Shopping for gluten free food can seem overwhelming and complicated at first but it does get easier.
Knowing what to avoid is the key here. You need to look out for wheat (wheatberries, durum, emmer, semolina, spelt, farina, farro, graham), rye, barley, triticale, brewers yeast, wheat starch (unless labelled as gluten free, in this case the wheat starch has been modified and the gluten has been removed, therefore it is safe for coeliacs).
In the United Kingdom the law requires manufacturers to list allergens on pre-packed food as well as non pre-packed food. On top of this manufacturers are also advised to warn consumers about the possibility of cross contamination. Allergens are listed in bold so it’s easy to spot them even in longer ingredient lists. Reading labels becomes easier with time and spotting what we can’t have becomes sort of a reflex.
If something has a may contain warning it should be avoided because the product is most probably manufactured in an environment where gluten containing ingredients are also present and there is a possibility of cross contamination. These products are not tested to check their gluten content therefore there is no way to tell wether they are safe or not and this can be different from batch to batch.
Two things that are often mentioned, and I wrote about it before: clean eating and cooking from scratch. I’m mentioning these again because it can help with shopping too. Buying individual ingredients rather than hunting for gluten free ready made sauces or whole meals is cheaper in the long run and makes shopping much easier and less frustrating as options are far less limited. It also means you have total control over what you eat.
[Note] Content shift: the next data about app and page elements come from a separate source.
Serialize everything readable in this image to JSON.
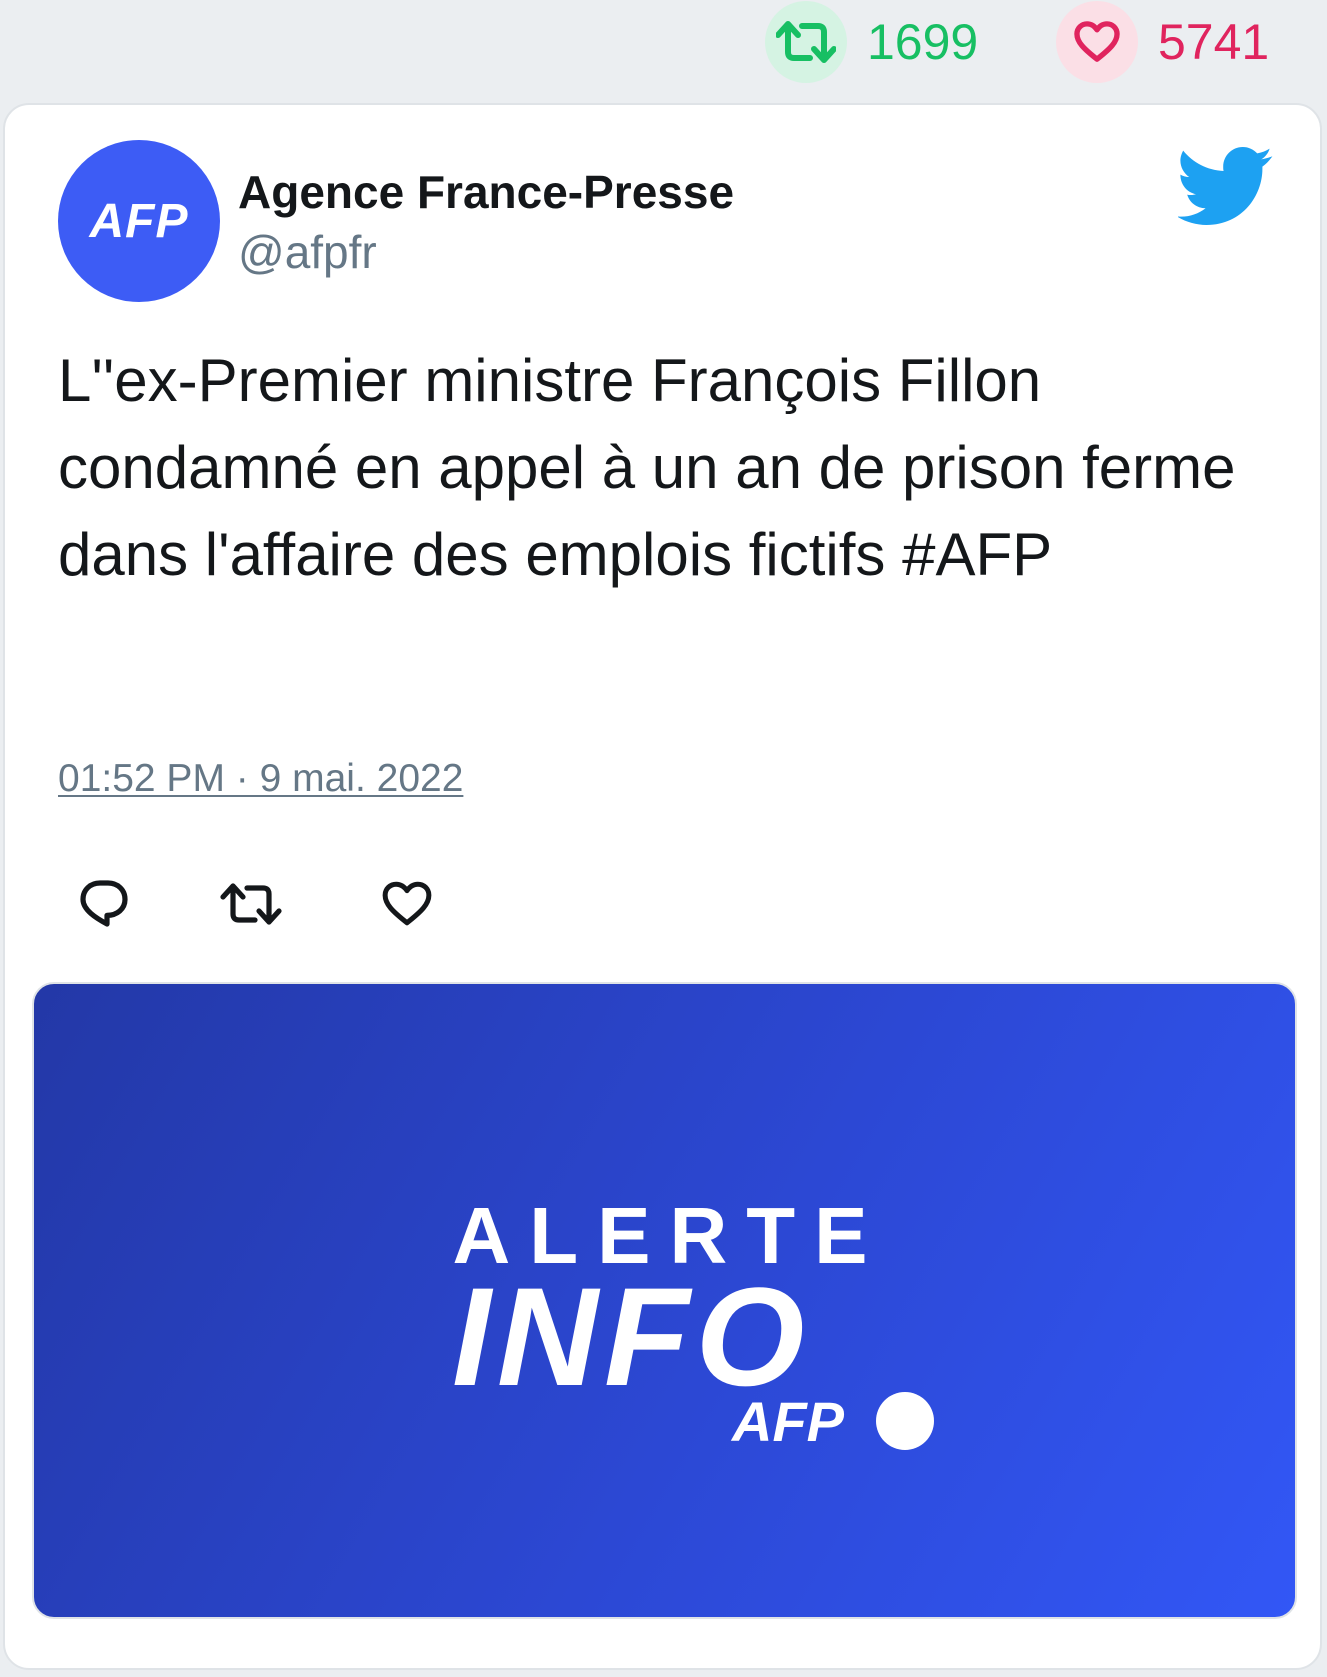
{
  "stats": {
    "retweet_count": "1699",
    "like_count": "5741"
  },
  "author": {
    "avatar_text": "AFP",
    "name": "Agence France-Presse",
    "handle": "@afpfr"
  },
  "tweet": {
    "text": "L''ex-Premier ministre François Fillon condamné en appel à un an de prison ferme dans l'affaire des emplois fictifs #AFP",
    "timestamp": "01:52 PM · 9 mai. 2022"
  },
  "media": {
    "line1": "ALERTE",
    "line2": "INFO",
    "brand": "AFP"
  },
  "colors": {
    "retweet_green": "#17bf63",
    "like_red": "#e0245e",
    "twitter_blue": "#1da1f2",
    "afp_blue": "#3d5cf5",
    "muted_gray": "#657786"
  },
  "icons": {
    "retweet": "retweet-icon",
    "like": "heart-icon",
    "reply": "reply-icon",
    "brand": "twitter-bird-icon"
  }
}
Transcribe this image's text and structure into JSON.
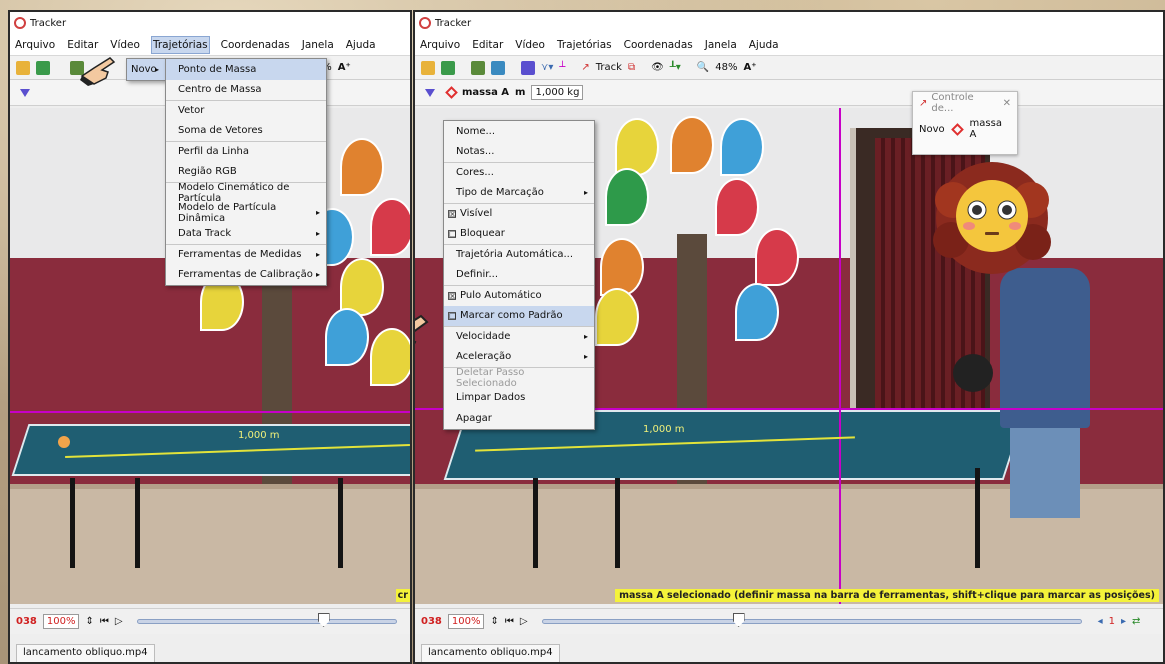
{
  "app_title": "Tracker",
  "menubar": [
    "Arquivo",
    "Editar",
    "Vídeo",
    "Trajetórias",
    "Coordenadas",
    "Janela",
    "Ajuda"
  ],
  "left": {
    "toolbar_zoom": "48%",
    "novo_label": "Novo",
    "trajetorias_submenu": [
      {
        "label": "Ponto de Massa",
        "highlight": true
      },
      {
        "label": "Centro de Massa"
      },
      {
        "label": "Vetor",
        "sep": true
      },
      {
        "label": "Soma de Vetores"
      },
      {
        "label": "Perfil da Linha",
        "sep": true
      },
      {
        "label": "Região RGB"
      },
      {
        "label": "Modelo Cinemático de Partícula",
        "sep": true
      },
      {
        "label": "Modelo de Partícula Dinâmica",
        "arrow": true
      },
      {
        "label": "Data Track",
        "arrow": true
      },
      {
        "label": "Ferramentas de Medidas",
        "arrow": true,
        "sep": true
      },
      {
        "label": "Ferramentas de Calibração",
        "arrow": true
      }
    ],
    "scale_label": "1,000 m",
    "frame_number": "038",
    "zoom": "100%",
    "file_tab": "lancamento obliquo.mp4",
    "status_fragment": "cr"
  },
  "right": {
    "toolbar_track": "Track",
    "toolbar_zoom": "48%",
    "track_name": "massa A",
    "mass_label": "m",
    "mass_value": "1,000 kg",
    "context_menu": [
      {
        "label": "Nome..."
      },
      {
        "label": "Notas..."
      },
      {
        "label": "Cores...",
        "sep": true
      },
      {
        "label": "Tipo de Marcação",
        "arrow": true
      },
      {
        "label": "Visível",
        "check": "☒",
        "sep": true
      },
      {
        "label": "Bloquear",
        "check": "☐"
      },
      {
        "label": "Trajetória Automática...",
        "sep": true
      },
      {
        "label": "Definir..."
      },
      {
        "label": "Pulo Automático",
        "check": "☒",
        "sep": true
      },
      {
        "label": "Marcar como Padrão",
        "check": "☐",
        "highlight": true
      },
      {
        "label": "Velocidade",
        "arrow": true,
        "sep": true
      },
      {
        "label": "Aceleração",
        "arrow": true
      },
      {
        "label": "Deletar Passo Selecionado",
        "disabled": true,
        "sep": true
      },
      {
        "label": "Limpar Dados"
      },
      {
        "label": "Apagar"
      }
    ],
    "control_title": "Controle de...",
    "control_novo": "Novo",
    "control_track": "massa A",
    "scale_label": "1,000 m",
    "status_message": "massa A selecionado (definir massa na barra de ferramentas, shift+clique para marcar as posições)",
    "frame_number": "038",
    "zoom": "100%",
    "file_tab": "lancamento obliquo.mp4",
    "step_value": "1"
  }
}
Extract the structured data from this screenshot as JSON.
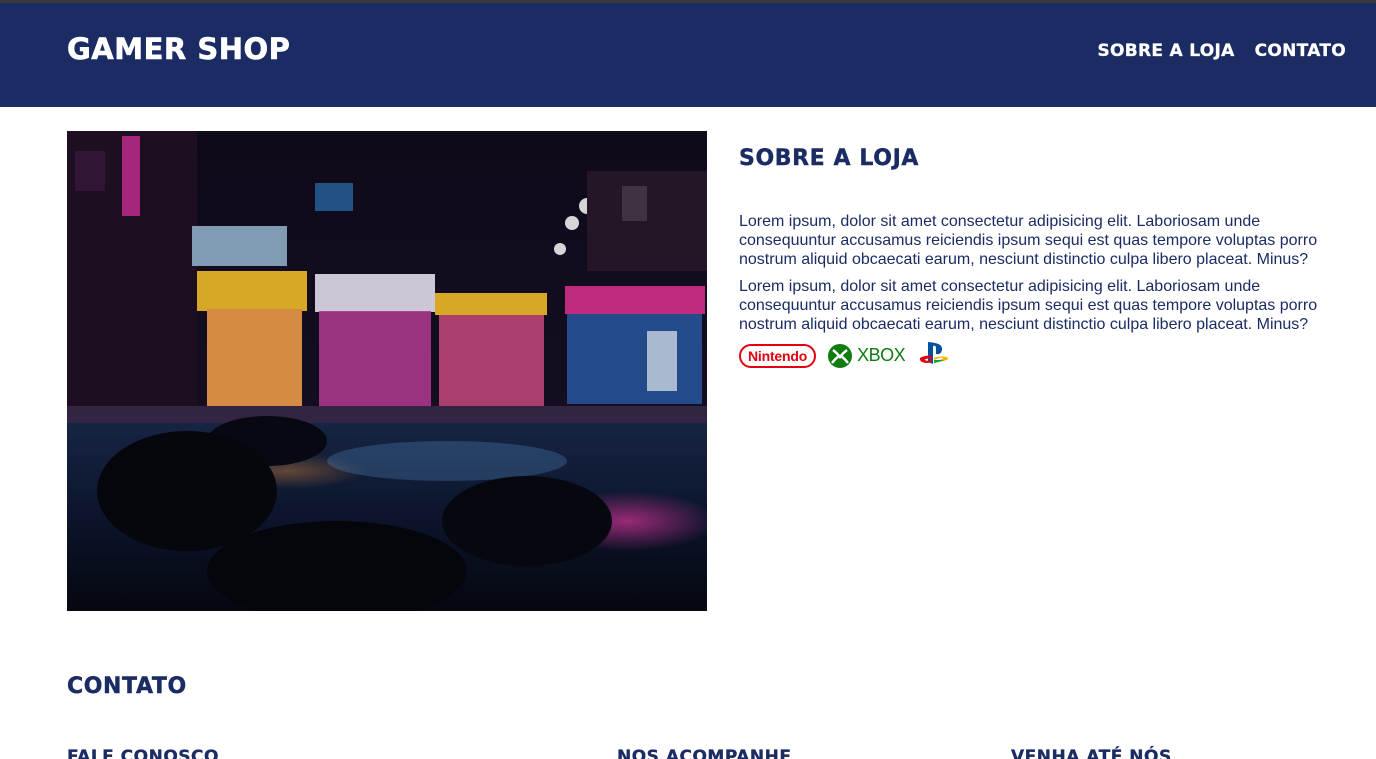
{
  "header": {
    "logo": "Gamer Shop",
    "nav": [
      "Sobre a loja",
      "Contato"
    ]
  },
  "about": {
    "title": "Sobre a loja",
    "paragraphs": [
      "Lorem ipsum, dolor sit amet consectetur adipisicing elit. Laboriosam unde consequuntur accusamus reiciendis ipsum sequi est quas tempore voluptas porro nostrum aliquid obcaecati earum, nesciunt distinctio culpa libero placeat. Minus?",
      "Lorem ipsum, dolor sit amet consectetur adipisicing elit. Laboriosam unde consequuntur accusamus reiciendis ipsum sequi est quas tempore voluptas porro nostrum aliquid obcaecati earum, nesciunt distinctio culpa libero placeat. Minus?"
    ]
  },
  "brands": {
    "nintendo": "Nintendo",
    "xbox": "XBOX",
    "icons": [
      "nintendo-logo",
      "xbox-logo",
      "playstation-logo"
    ]
  },
  "contact": {
    "title": "Contato",
    "columns": [
      "Fale conosco",
      "Nos acompanhe",
      "Venha até nós"
    ]
  },
  "colors": {
    "header_bg": "#1b2b63",
    "text": "#1b2b63",
    "nintendo_red": "#e4000f",
    "xbox_green": "#107c10"
  }
}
This is how I started after being diagnosed: I focused on naturally gluten free food. I knew if I want to find gluten free alternatives to everything at once it will be too overwhelming and frustrating so I took my time and started to look for the very basics. Then I wrote a list with my favourite foods, snacks and treats and started to work my way through it to find out what I can still have and to try and find alternatives to what I couldn’t. I had to find a different soy sauce for example and can no longer eat my favourite ice cream and some of my favourite chocolates. This was the hardest part. Knowing and accepting I can no longer eat things I used to love. Keeping in mind that there are some severe long term effects of Coeliac Disease and being exposed to gluten makes it easier to stick to a 100% gluten free lifestyle and avoid “cheating”.
When I do my food shopping I start with buying all the “normal” food I can have. Focusing mainly on fresh fruit and vegetables and fish (I don’t eat meat other than fish and seafood) makes it easier and I don’t feel limited at all. It’s also easier to shop as I know most things are safe and don’t have to check and search for things I can have.
Cooking takes some planning and maybe in some cases a bit of learning too but at the end of the day it is so worth it. It might seem difficult and time consuming but there are plenty of easy and quick meals that are versatile so it doesn’t get boring and you won’t end up eating the same things all the time.
I try to think about it as a lifestyle and the benefits of it. Obviously this is not a choice but since I’m trying my best to have a healthy diet I feel like I can make this work to my advantage.
Article Author: Emese Abigail Fayk